▶ **What to work on**
The records below are to be repeated exactly, and their pictures left out.

▶ **Given records**
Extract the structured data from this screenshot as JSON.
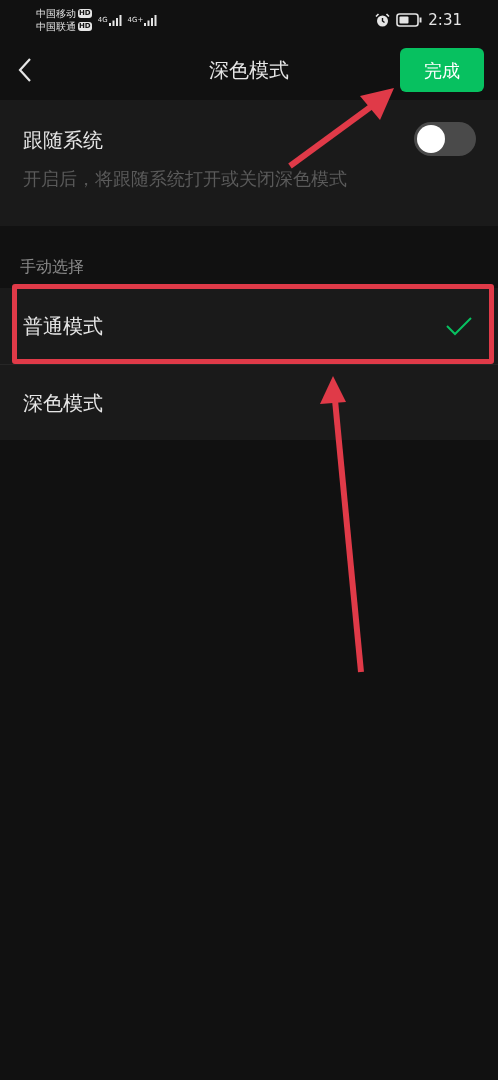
{
  "status_bar": {
    "carriers": [
      {
        "name": "中国移动",
        "badge": "HD"
      },
      {
        "name": "中国联通",
        "badge": "HD"
      }
    ],
    "networks": [
      "4G",
      "4G+"
    ],
    "time": "2:31"
  },
  "header": {
    "title": "深色模式",
    "done_button": "完成"
  },
  "follow_system": {
    "label": "跟随系统",
    "description": "开启后，将跟随系统打开或关闭深色模式",
    "on": false
  },
  "manual": {
    "label": "手动选择",
    "options": [
      {
        "label": "普通模式",
        "selected": true
      },
      {
        "label": "深色模式",
        "selected": false
      }
    ]
  }
}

▶ **Result**
Extract the structured data from this screenshot as JSON.
{
  "status_bar": {
    "carriers": [
      {
        "name": "中国移动",
        "badge": "HD"
      },
      {
        "name": "中国联通",
        "badge": "HD"
      }
    ],
    "networks": [
      "4G",
      "4G+"
    ],
    "time": "2:31"
  },
  "header": {
    "title": "深色模式",
    "done_button": "完成"
  },
  "follow_system": {
    "label": "跟随系统",
    "description": "开启后，将跟随系统打开或关闭深色模式",
    "on": false
  },
  "manual": {
    "label": "手动选择",
    "options": [
      {
        "label": "普通模式",
        "selected": true
      },
      {
        "label": "深色模式",
        "selected": false
      }
    ]
  }
}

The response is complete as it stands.